Dominant CVD diamond firm Element Six also extensively filed patents during the 1990s and 2000s on custom microwave propagation assemblies central to CVD instrumentation. Their proprietary components for optimizing conditions could not be worked around easily by competitors.

Expired Claims Now Enabling Third Party Utilization

However, commencement of expiry for many seminal GE and Element Six blockbuster filings after the 20-year exclusivity terms recently opened the landscape. Today smaller CVD startups leverage techniques documented comprehensively in these once protected public disclosures to their own advantage.

Instead of litigation, the CVD patent regime now welcomes lawfully competitive innovation as keystone claims roll off into public usage. The field continues rapidly gaining participants focused on commercialization with old barriers no longer hindering the process.

Projecting the Future Evolution of CVD Diamond Manufacturing Processes
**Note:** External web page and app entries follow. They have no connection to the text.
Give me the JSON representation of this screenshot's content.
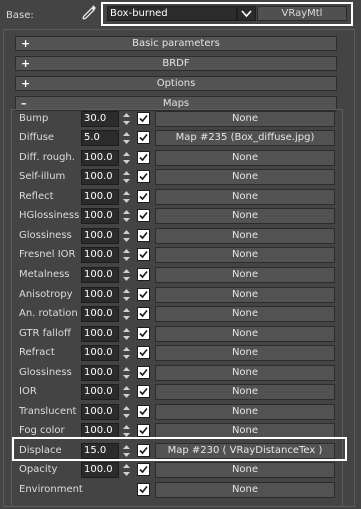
{
  "header": {
    "base_label": "Base:",
    "material_name": "Box-burned",
    "material_type": "VRayMtl"
  },
  "rollouts": [
    {
      "sign": "+",
      "title": "Basic parameters"
    },
    {
      "sign": "+",
      "title": "BRDF"
    },
    {
      "sign": "+",
      "title": "Options"
    },
    {
      "sign": "–",
      "title": "Maps"
    }
  ],
  "maps": [
    {
      "label": "Bump",
      "value": "30.0",
      "map": "None"
    },
    {
      "label": "Diffuse",
      "value": "5.0",
      "map": "Map #235 (Box_diffuse.jpg)"
    },
    {
      "label": "Diff. rough.",
      "value": "100.0",
      "map": "None"
    },
    {
      "label": "Self-illum",
      "value": "100.0",
      "map": "None"
    },
    {
      "label": "Reflect",
      "value": "100.0",
      "map": "None"
    },
    {
      "label": "HGlossiness",
      "value": "100.0",
      "map": "None"
    },
    {
      "label": "Glossiness",
      "value": "100.0",
      "map": "None"
    },
    {
      "label": "Fresnel IOR",
      "value": "100.0",
      "map": "None"
    },
    {
      "label": "Metalness",
      "value": "100.0",
      "map": "None"
    },
    {
      "label": "Anisotropy",
      "value": "100.0",
      "map": "None"
    },
    {
      "label": "An. rotation",
      "value": "100.0",
      "map": "None"
    },
    {
      "label": "GTR falloff",
      "value": "100.0",
      "map": "None"
    },
    {
      "label": "Refract",
      "value": "100.0",
      "map": "None"
    },
    {
      "label": "Glossiness",
      "value": "100.0",
      "map": "None"
    },
    {
      "label": "IOR",
      "value": "100.0",
      "map": "None"
    },
    {
      "label": "Translucent",
      "value": "100.0",
      "map": "None"
    },
    {
      "label": "Fog color",
      "value": "100.0",
      "map": "None"
    },
    {
      "label": "Displace",
      "value": "15.0",
      "map": "Map #230  ( VRayDistanceTex )"
    },
    {
      "label": "Opacity",
      "value": "100.0",
      "map": "None"
    },
    {
      "label": "Environment",
      "map": "None"
    }
  ],
  "colors": {
    "background": "#444444",
    "field": "#2b2b2b",
    "button": "#525252",
    "highlight_border": "#ffffff"
  },
  "icons": {
    "picker": "eyedropper-icon",
    "dropdown": "chevron-down-icon",
    "spinner": "spinner-arrows-icon",
    "checkbox": "checkmark-icon"
  }
}
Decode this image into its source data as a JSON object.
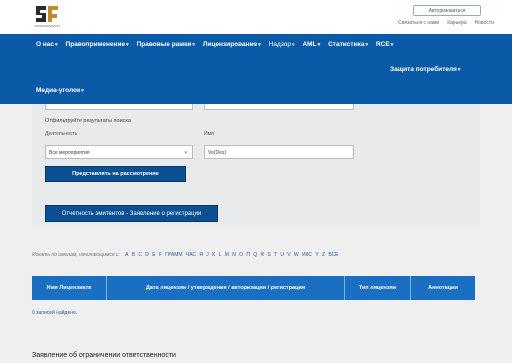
{
  "header": {
    "logo_caption": "FINSUPERVISION",
    "auth_button": "Авторизоваться",
    "links": [
      "Связаться с нами",
      "Карьера",
      "Новости"
    ]
  },
  "nav": {
    "row1": [
      {
        "label": "О нас",
        "caret": true
      },
      {
        "label": "Правоприменение",
        "caret": true
      },
      {
        "label": "Правовые рамки",
        "caret": true
      },
      {
        "label": "Лицензирование",
        "caret": true
      },
      {
        "label": "Надзор",
        "caret": true
      },
      {
        "label": "AML",
        "caret": true
      },
      {
        "label": "Статистика",
        "caret": true
      },
      {
        "label": "RCE",
        "caret": true
      }
    ],
    "consumer": "Защита потребителя",
    "media": "Медиа-уголок",
    "caret_glyph": "▾"
  },
  "search": {
    "filter_label": "Отфильтруйте результаты поиска",
    "activity_label": "Деятельность",
    "activity_value": "Все мероприятия",
    "name_label": "Имя",
    "name_value": "Vo(Des)",
    "submit_label": "Представлять на рассмотрение",
    "report_label": "Отчетность эмитентов - Заявление о регистрации"
  },
  "alphabet": {
    "intro": "Искать по именам, начинающимся с:",
    "letters": [
      "A",
      "B",
      "C",
      "D",
      "E",
      "F",
      "ГРАММ",
      "ЧАС",
      "Я",
      "J",
      "K",
      "L",
      "M",
      "N",
      "O",
      "П",
      "Q",
      "R",
      "S",
      "T",
      "U",
      "V",
      "W",
      "ИКС",
      "Y",
      "Z",
      "ВСЕ"
    ]
  },
  "table": {
    "columns": [
      "Имя Лицензиата",
      "Дата лицензии / утверждения / авторизации / регистрации",
      "Тип лицензии",
      "Аннотации"
    ],
    "empty_text": "0 записей найдено."
  },
  "footer": {
    "disclaimer_title": "Заявление об ограничении ответственности"
  },
  "colors": {
    "nav_bg": "#0b5aa8",
    "table_header_bg": "#1a6fc2",
    "button_bg": "#0b4f92"
  }
}
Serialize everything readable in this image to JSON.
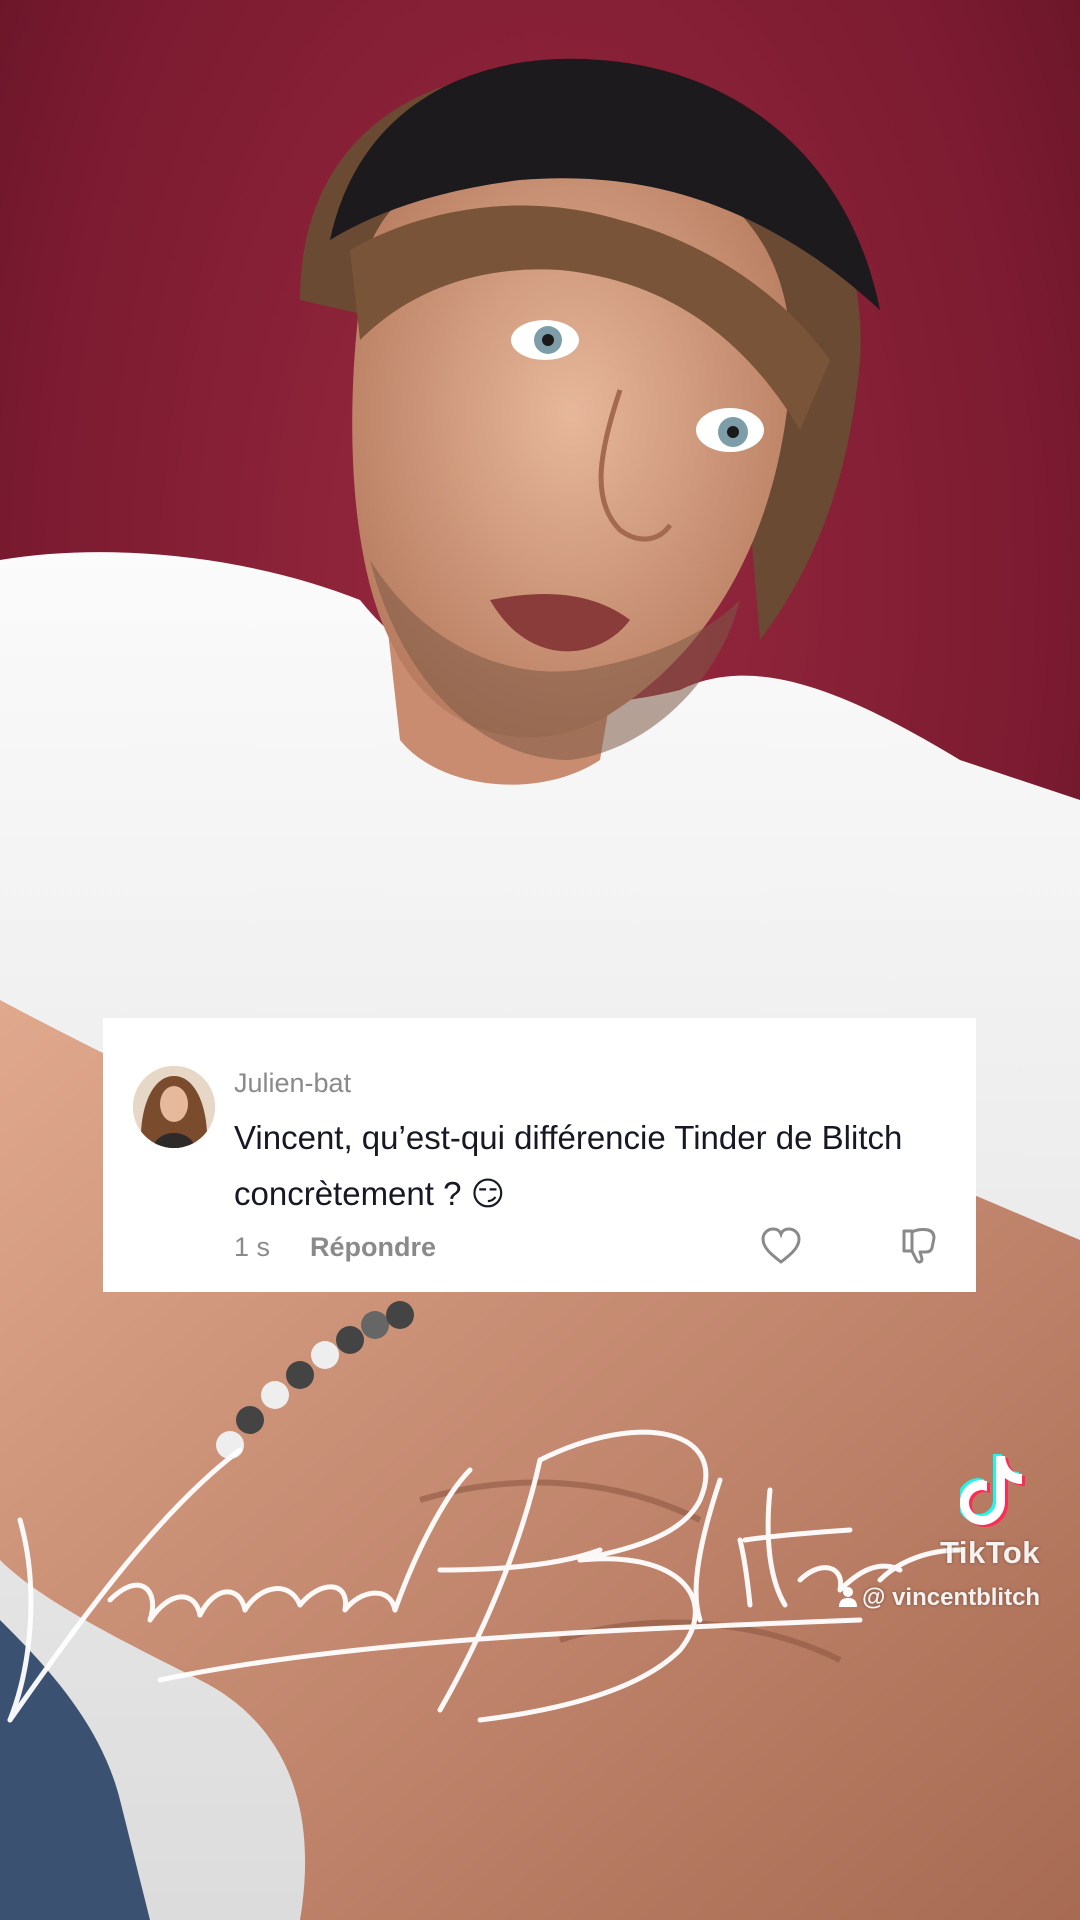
{
  "comment": {
    "username": "Julien-bat",
    "text": "Vincent, qu’est-qui différencie Tinder de Blitch concrètement ? 😏",
    "timestamp": "1 s",
    "reply_label": "Répondre"
  },
  "watermark": {
    "brand": "TikTok",
    "handle": "@ vincentblitch",
    "signature_text": "Vincent Blitch"
  },
  "colors": {
    "card_background": "#ffffff",
    "meta_gray": "#8a8a8a",
    "text_dark": "#161823",
    "tiktok_cyan": "#25f4ee",
    "tiktok_red": "#fe2c55"
  }
}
Already chemical vapor deposition (CVD) diamond synthesis drives nearly the entire affordable lab-grown diamond industry, flooding jewelry markets with ethical sparkle. But does this disruptive technology still have room for major progress in the years and decades ahead? If history teaches, CVD scientists still have new boundaries to conquer.

Pushing for Higher Growth Rates and Carat Sizes
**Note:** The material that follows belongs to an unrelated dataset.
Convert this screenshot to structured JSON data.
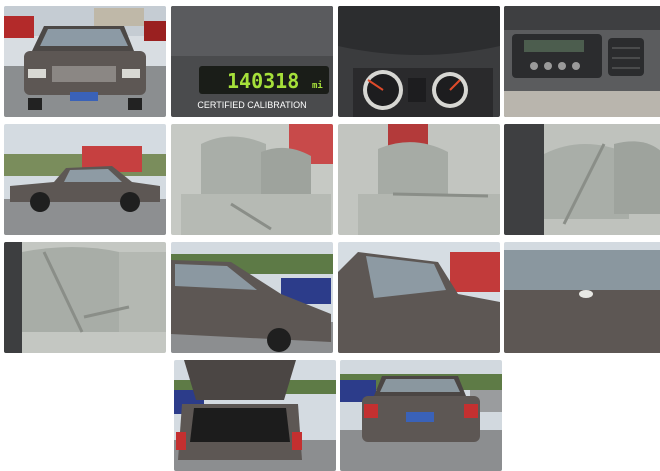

Presently large CVD diamonds over 2 carats remain rare and expensive to produce compared to smaller melee sizes. Engineers continue tweaking temperature uniformity and gas concentration to increase per-cycle deposit thickness. Scaling up microwave generators and chamber sizes will push maximum carat potential higher.

Expanding From Clear to Colored CVD Diamonds

Thus far CVD reactors primarily produce colorless or near-colorless crystal - optimal for white diamond jewelry. However introducing alternate dopant gases like nitrogen, boron and phosphorus during growth can generate vibrant yellows, blues and pinks. Expect colored CVD diamonds to infiltrate markets soon.

Novel CVD Diamond Composite Materials

On the extreme end, futurists already highlight potential innovations blending CVD diamond particles as reinforcement into polymer and metal matrix composites for next-gen wear surfaces. New exotic materials combining CVD diamond’s hardness with complementary substrate properties could emerge across industries.

Rather than a static technology, CVD continues tracking an aggressive development curve on both the gem scale and novel frontiers beyond jewelry. The mix of accessible production and unlimited synthetic possibilities will further expand CVD diamond relevance through coming societal shifts.